Can you actually believe that this is the same scene across just 13 years? The only real clues are the shape of the background hills and a small building at the right-hand foreground of the picture. Truly unbelievable. I have been here two years and I know that the sprawl continues to grow, probably at the same rate, its just harder to see when it occurs incrementally around you every day. Its been four years since the lower picture was taken and the Swayambhu area now has literally no patches of green, other than the hill that overlooks it. All this sprawl is in unchecked, unplanned, and unsupported by any growth in roads or services. Its a sad reality.
I lived in Kathmandu for several weeks before I spotted public transportation. The white taxis and micro buses were invisible to me. Maybe they just faded into the background behind the colour and confusion of everything else. Maybe my eyes were still trained to see the bright colours of Filipino jeepneys. I’m not sure. But slowly they came into focus; there they were: plain, white, rickety and very small. The idea of a Jeepney ride always seemed more fun than it actually was, as Jeepneys face inwards and there’s no view. But their colour baits you, which is actually the whole idea behind their outrageous designs. By contrast, the idea of riding in a Kathmandu microbus seems no fun at all. I can’t imagine actually cramming myself into one. Where would I put my legs? My head would scrape the ceiling.
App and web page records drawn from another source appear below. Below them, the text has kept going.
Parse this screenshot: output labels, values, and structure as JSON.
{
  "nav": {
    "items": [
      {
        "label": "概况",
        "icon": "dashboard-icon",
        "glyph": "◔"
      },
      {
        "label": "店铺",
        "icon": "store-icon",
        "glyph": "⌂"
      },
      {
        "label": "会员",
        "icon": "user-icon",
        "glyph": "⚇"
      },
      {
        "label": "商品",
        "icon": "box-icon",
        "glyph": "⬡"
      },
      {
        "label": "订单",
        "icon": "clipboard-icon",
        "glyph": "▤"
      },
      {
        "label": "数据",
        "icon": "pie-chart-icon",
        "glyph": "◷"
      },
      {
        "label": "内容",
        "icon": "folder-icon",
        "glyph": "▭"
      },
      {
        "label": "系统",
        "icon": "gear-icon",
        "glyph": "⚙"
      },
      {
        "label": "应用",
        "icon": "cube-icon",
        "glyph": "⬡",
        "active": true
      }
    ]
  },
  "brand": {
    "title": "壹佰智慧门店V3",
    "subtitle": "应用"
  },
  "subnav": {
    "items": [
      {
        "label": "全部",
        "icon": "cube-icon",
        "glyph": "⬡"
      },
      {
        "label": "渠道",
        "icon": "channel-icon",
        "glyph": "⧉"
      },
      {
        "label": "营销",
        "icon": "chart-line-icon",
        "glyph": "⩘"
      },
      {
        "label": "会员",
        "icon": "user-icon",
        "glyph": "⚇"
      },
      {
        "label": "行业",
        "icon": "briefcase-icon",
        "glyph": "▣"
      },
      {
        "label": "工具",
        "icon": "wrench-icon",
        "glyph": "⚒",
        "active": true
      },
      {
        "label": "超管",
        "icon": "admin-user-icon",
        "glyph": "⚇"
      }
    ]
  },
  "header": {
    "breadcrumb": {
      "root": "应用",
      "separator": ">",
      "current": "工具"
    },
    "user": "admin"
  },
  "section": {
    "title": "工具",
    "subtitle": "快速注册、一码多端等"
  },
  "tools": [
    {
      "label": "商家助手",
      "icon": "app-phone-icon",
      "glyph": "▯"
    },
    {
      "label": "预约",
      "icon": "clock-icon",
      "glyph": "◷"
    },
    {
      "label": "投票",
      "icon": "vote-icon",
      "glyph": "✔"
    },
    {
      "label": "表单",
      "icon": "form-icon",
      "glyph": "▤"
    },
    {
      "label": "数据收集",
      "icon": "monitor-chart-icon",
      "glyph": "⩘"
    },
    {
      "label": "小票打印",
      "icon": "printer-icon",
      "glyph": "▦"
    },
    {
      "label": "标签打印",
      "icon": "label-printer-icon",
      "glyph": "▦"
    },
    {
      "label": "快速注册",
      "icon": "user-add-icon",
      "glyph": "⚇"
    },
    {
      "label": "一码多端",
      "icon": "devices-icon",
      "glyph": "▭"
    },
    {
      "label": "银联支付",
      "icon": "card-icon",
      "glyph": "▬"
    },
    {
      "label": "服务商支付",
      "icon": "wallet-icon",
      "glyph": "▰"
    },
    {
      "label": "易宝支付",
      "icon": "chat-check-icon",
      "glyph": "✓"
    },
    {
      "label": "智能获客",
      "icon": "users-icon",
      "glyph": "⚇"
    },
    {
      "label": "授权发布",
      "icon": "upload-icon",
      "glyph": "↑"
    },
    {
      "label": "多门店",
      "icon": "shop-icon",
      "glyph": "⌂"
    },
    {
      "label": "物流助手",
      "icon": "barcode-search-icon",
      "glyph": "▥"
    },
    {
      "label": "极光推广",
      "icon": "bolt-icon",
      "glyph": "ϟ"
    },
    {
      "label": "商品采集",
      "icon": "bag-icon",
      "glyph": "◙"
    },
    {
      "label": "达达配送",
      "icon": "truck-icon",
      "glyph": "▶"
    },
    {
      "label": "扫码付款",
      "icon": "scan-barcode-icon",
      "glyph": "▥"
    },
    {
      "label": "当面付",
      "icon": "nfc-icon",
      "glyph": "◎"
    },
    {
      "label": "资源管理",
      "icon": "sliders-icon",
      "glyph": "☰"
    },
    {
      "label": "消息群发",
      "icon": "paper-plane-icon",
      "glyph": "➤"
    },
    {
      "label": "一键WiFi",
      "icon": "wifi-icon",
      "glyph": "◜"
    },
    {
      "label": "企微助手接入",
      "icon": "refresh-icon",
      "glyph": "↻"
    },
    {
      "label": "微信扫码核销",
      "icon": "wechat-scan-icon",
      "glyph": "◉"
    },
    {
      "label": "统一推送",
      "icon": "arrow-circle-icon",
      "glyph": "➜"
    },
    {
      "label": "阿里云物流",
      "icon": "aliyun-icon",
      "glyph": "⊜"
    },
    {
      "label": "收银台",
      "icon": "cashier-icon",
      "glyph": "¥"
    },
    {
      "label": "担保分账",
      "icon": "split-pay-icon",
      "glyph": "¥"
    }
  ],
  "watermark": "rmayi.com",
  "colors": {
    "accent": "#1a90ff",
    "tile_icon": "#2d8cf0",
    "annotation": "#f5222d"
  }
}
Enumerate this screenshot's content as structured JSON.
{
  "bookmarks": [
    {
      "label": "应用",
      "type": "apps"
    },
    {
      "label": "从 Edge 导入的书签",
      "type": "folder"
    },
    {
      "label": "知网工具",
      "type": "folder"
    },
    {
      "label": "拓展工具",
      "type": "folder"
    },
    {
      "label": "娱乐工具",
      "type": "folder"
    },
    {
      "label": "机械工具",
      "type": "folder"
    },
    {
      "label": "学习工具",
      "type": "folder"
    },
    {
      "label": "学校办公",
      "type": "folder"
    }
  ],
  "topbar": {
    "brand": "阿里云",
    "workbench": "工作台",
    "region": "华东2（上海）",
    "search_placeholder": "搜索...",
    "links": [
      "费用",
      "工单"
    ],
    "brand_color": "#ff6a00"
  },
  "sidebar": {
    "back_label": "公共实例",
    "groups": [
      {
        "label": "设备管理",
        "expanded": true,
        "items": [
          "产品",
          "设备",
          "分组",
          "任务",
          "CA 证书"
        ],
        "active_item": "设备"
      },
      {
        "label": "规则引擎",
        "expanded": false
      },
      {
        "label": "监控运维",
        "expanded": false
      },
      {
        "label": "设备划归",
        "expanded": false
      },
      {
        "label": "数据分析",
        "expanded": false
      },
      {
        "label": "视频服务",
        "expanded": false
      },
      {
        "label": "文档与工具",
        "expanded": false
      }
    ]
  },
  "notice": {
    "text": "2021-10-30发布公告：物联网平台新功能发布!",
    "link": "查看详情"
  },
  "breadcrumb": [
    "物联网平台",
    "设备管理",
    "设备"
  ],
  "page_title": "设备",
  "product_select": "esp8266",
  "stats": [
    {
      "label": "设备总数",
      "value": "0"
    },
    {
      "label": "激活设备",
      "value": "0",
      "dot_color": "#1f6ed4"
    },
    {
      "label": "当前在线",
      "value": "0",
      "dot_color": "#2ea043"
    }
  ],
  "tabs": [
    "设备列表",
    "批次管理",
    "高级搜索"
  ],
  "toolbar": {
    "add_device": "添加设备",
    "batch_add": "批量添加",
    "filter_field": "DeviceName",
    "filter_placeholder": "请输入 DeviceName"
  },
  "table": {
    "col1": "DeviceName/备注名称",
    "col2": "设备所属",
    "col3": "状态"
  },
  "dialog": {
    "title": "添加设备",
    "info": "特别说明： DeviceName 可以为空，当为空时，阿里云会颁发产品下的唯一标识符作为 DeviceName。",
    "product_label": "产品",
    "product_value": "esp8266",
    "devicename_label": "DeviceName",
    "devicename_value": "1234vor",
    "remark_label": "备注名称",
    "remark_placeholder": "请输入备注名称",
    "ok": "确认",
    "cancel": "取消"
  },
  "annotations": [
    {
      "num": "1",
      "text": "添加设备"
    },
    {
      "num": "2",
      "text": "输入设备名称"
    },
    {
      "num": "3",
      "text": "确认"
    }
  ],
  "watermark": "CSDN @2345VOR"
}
It wasn’t until much later that I spotted the microbuses were all electric vehicles or EVs. It was a shocking revelation in a city that pays little attention to pollution or lead levels. It was later still that I learnt that EV microbuses were a USAID-supported innovation from a while back….of course. Despite the rust and hanging exhaust pipes they are still on the road. They may be the Jeepney’s poor cousin, but whatever would Kathmandu pollution levels be like if they belched carbon too?
On the dusty sidewalks, inches away from the busy traffic, there exists a kind of alternative consumer reality here. Street vendors are not starter businesses that aspire to work hard and some day afford the rent on a store. They are Dalits (or untouchables) who do not have many rights (including the right to rent property) that higher castes hold. There is a whole world of fruit vendors, cobblers, barbers –sales people of anything really–who set up for business on the side of the road and sell what they can to passersby. I suspect mainly to other Dalits.
I’m ashamed to admit that I rarely buy from them. They simply never sell anything I need, or their produce is so covered in roadside dust and grime that it is very unappealing. Yet I see the same vendors time and time again selling paltry little piles of something every single day, clearly enough to eek out some kind of income.
Its the fruit vendors that are the most eye catching with bursts of colour against the grey drabness of the pavement. Seasonal bananas and mangos from Nepal…grapes from India…apples from China. I particularly enjoyed these colourful carts.